Contribution to journal
publication status
published
subject
in
Journal of Biological Chemistry
volume
280
issue
37
pages
32301 - 32308
publisher
ASBMB
external identifiers
  • wos:000231794800033
  • scopus:25444482114
ISSN
1083-351X
DOI
10.1074/jbc.M504828200
language
English
LU publication?
yes
id
2a9468de-e612-4510-819c-b552c53c4d88 (old id 224125)
date added to LUP
2007-10-05 14:42:27
date last changed
2017-10-22 03:54:00
@article{2a9468de-e612-4510-819c-b552c53c4d88,
  abstract     = {Components that propagate inflammation in joint disease may be derived from cartilage since the inflammation resolves after joint replacement. We found that the cartilage component fibromodulin has the ability to activate an inflammatory cascade, i.e. complement. Fibromodulin and immunoglobulins cause comparable deposition of C1q, C4b, and C3b from human serum. Using C1q and factor B-deficient sera in combination with varying contents of metal ions, we established that fibromodulin activates both the classical and the alternative pathways of complement. Further studies revealed that fibromodulin binds directly to the globular heads of C1q, leading to activation of C1. However, deposition of the membrane attack complex and C5a release were lower in the presence of fibromodulin as compared with IgG. This can be explained by the fact that fibromodulin also binds complement inhibitor factor H. Factor H and C1q bind to non-overlapping sites on fibromodulin, but none of the interactions is mediated by the negatively charged keratan sulfate substituents of fibromodulin.
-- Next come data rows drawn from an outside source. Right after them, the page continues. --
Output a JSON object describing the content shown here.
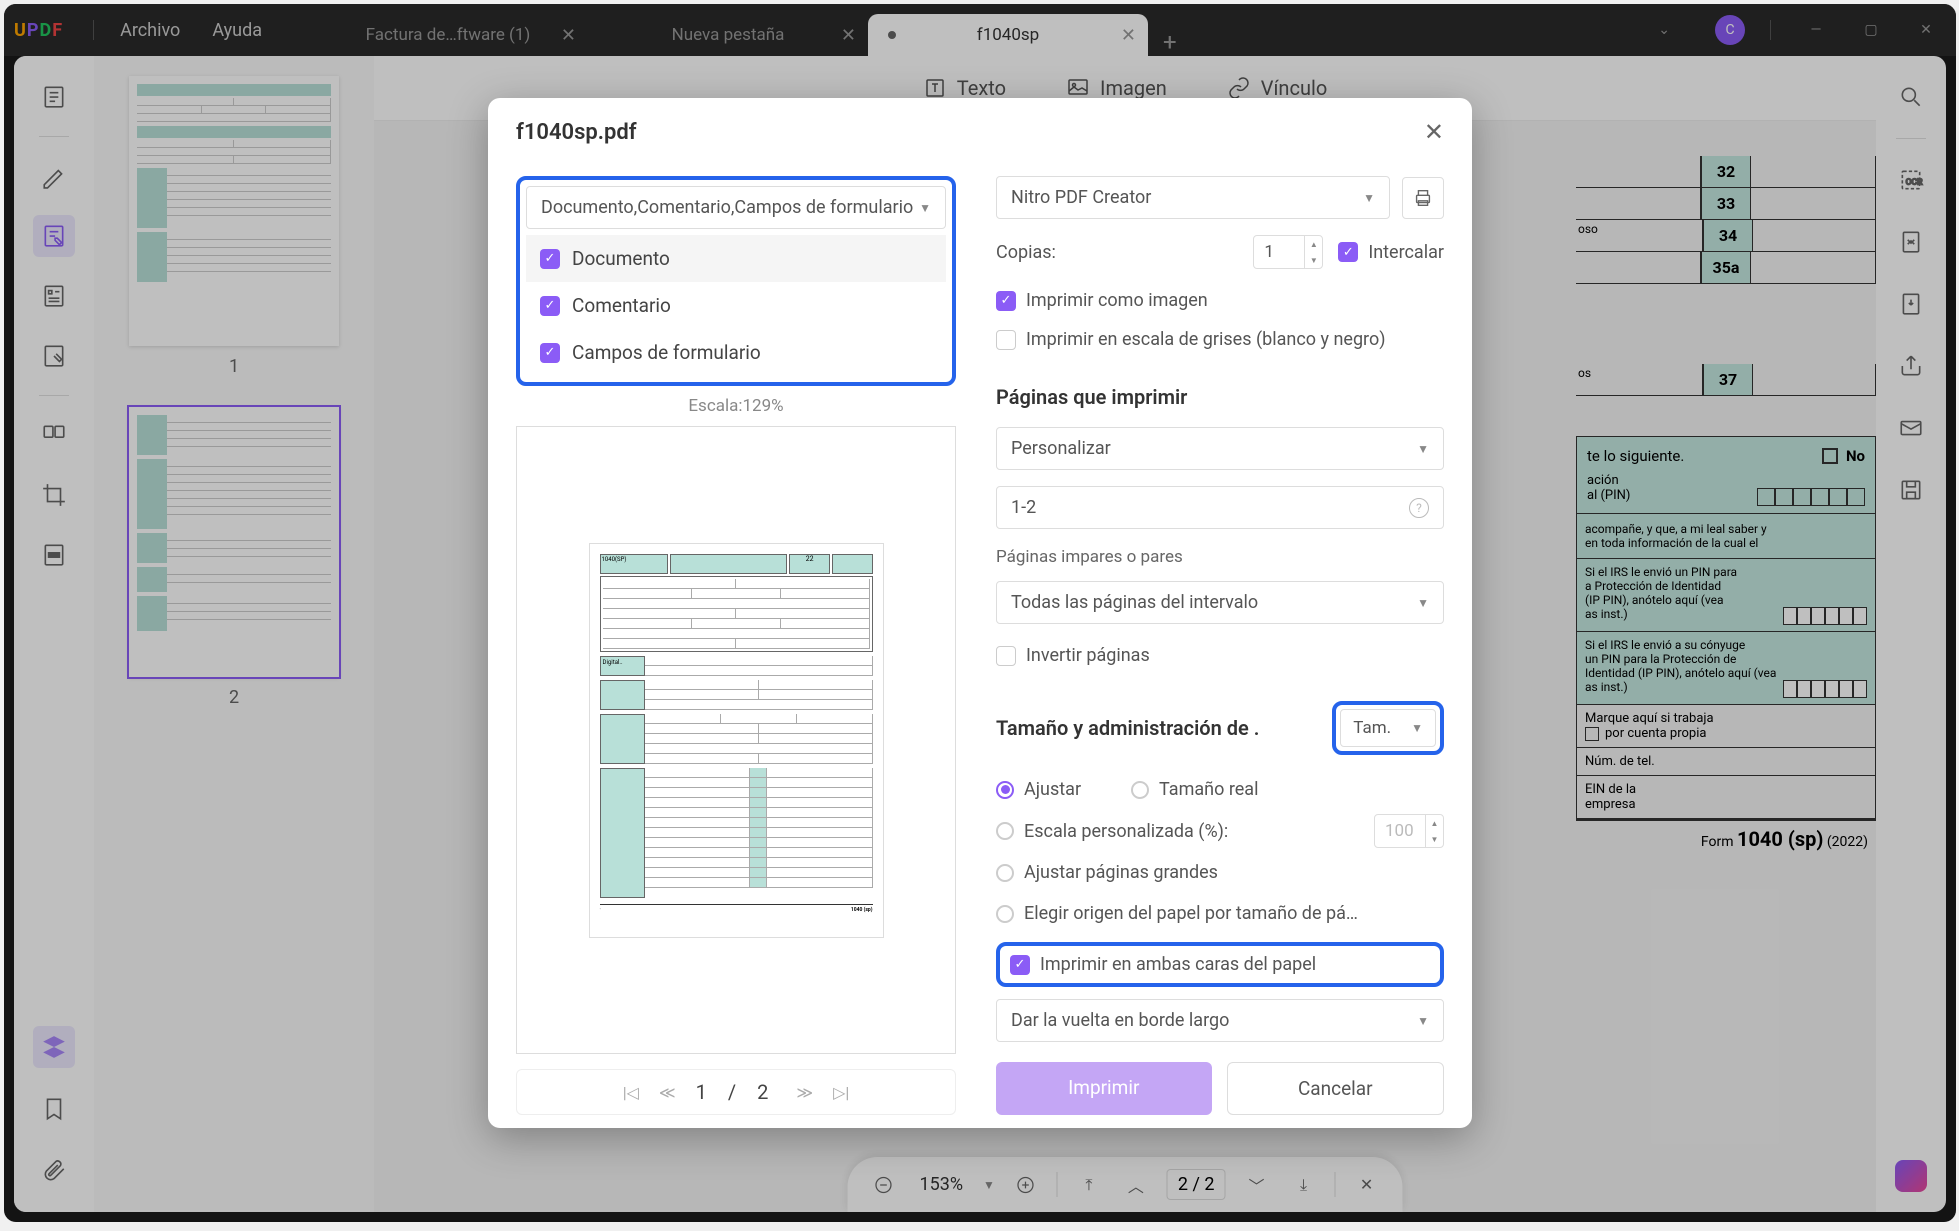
{
  "app": {
    "logoLetters": {
      "u": "U",
      "p": "P",
      "d": "D",
      "f": "F"
    },
    "menus": {
      "archivo": "Archivo",
      "ayuda": "Ayuda"
    }
  },
  "tabs": [
    {
      "label": "Factura de…ftware (1)"
    },
    {
      "label": "Nueva pestaña"
    },
    {
      "label": "f1040sp"
    }
  ],
  "avatarLetter": "C",
  "editBar": {
    "texto": "Texto",
    "imagen": "Imagen",
    "vinculo": "Vínculo"
  },
  "thumbnails": {
    "page1": "1",
    "page2": "2"
  },
  "statusBar": {
    "zoom": "153%",
    "pageDisplay": "2  /  2"
  },
  "modal": {
    "title": "f1040sp.pdf",
    "dropdown": {
      "value": "Documento,Comentario,Campos de formulario",
      "options": {
        "documento": "Documento",
        "comentario": "Comentario",
        "campos": "Campos de formulario"
      }
    },
    "scaleLabel": "Escala:129%",
    "pageNav": "1   /   2",
    "printer": "Nitro PDF Creator",
    "copiesLabel": "Copias:",
    "copiesValue": "1",
    "intercalar": "Intercalar",
    "printAsImage": "Imprimir como imagen",
    "printGrayscale": "Imprimir en escala de grises (blanco y negro)",
    "pagesHeading": "Páginas que imprimir",
    "pagesMode": "Personalizar",
    "pageRange": "1-2",
    "oddEvenLabel": "Páginas impares o pares",
    "oddEvenValue": "Todas las páginas del intervalo",
    "invertPages": "Invertir páginas",
    "sizeHeading": "Tamaño y administración de .",
    "sizeSelect": "Tam.",
    "fitRadio": "Ajustar",
    "actualRadio": "Tamaño real",
    "customScale": "Escala personalizada (%):",
    "customScaleValue": "100",
    "fitLarge": "Ajustar páginas grandes",
    "paperSource": "Elegir origen del papel por tamaño de pá…",
    "bothSides": "Imprimir en ambas caras del papel",
    "flipEdge": "Dar la vuelta en borde largo",
    "printBtn": "Imprimir",
    "cancelBtn": "Cancelar"
  },
  "form": {
    "nums": {
      "n32": "32",
      "n33": "33",
      "n34": "34",
      "n35a": "35a",
      "n37": "37"
    },
    "siguiente": "te lo siguiente.",
    "no": "No",
    "acion": "ación",
    "pin": "al (PIN)",
    "irs_line1": "Si el IRS le envió un PIN para",
    "irs_line2": "a Protección de Identidad",
    "irs_line3": "(IP PIN), anótelo aquí (vea",
    "irs_line4": "as inst.)",
    "irs2_line1": "Si el IRS le envió a su cónyuge",
    "irs2_line2": "un PIN para la Protección de",
    "irs2_line3": "Identidad (IP PIN), anótelo aquí (vea",
    "acompane": "acompañe, y que, a mi leal saber y",
    "toda_info": "en toda información de la cual el",
    "marque": "Marque aquí si trabaja",
    "cuenta": "por cuenta propia",
    "tel": "Núm. de tel.",
    "ein": "EIN de la",
    "empresa": "empresa",
    "formLabel": "Form",
    "formNum": "1040 (sp)",
    "formYear": "(2022)",
    "oso": "oso",
    "os": "os"
  }
}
C1q but not factor H binds to an N-terminal fragment of fibromodulin previously implicated to be affected in cartilage stimulated with the inflammatory cytokine interleukin 1. Taken together our observations indicate fibromodulin as one factor involved in the sustained inflammation of the joint.},
  author       = {Holmér, Andreas and Önnerfjord, Patrik and Mörgelin, Matthias and Heinegård, Dick and Blom, Anna},
  issn         = {1083-351X},
  language     = {eng},
  number       = {37},
  pages        = {32301--32308},
  publisher    = {ASBMB},
  series       = {Journal of Biological Chemistry},
  title        = {The extracellular matrix and inflammation - Fibromodulin activates the classical pathway of complement by directly binding C1q},
  url          = {http://dx.doi.org/10.1074/jbc.M504828200},
  volume       = {280},
  year         = {2005},
}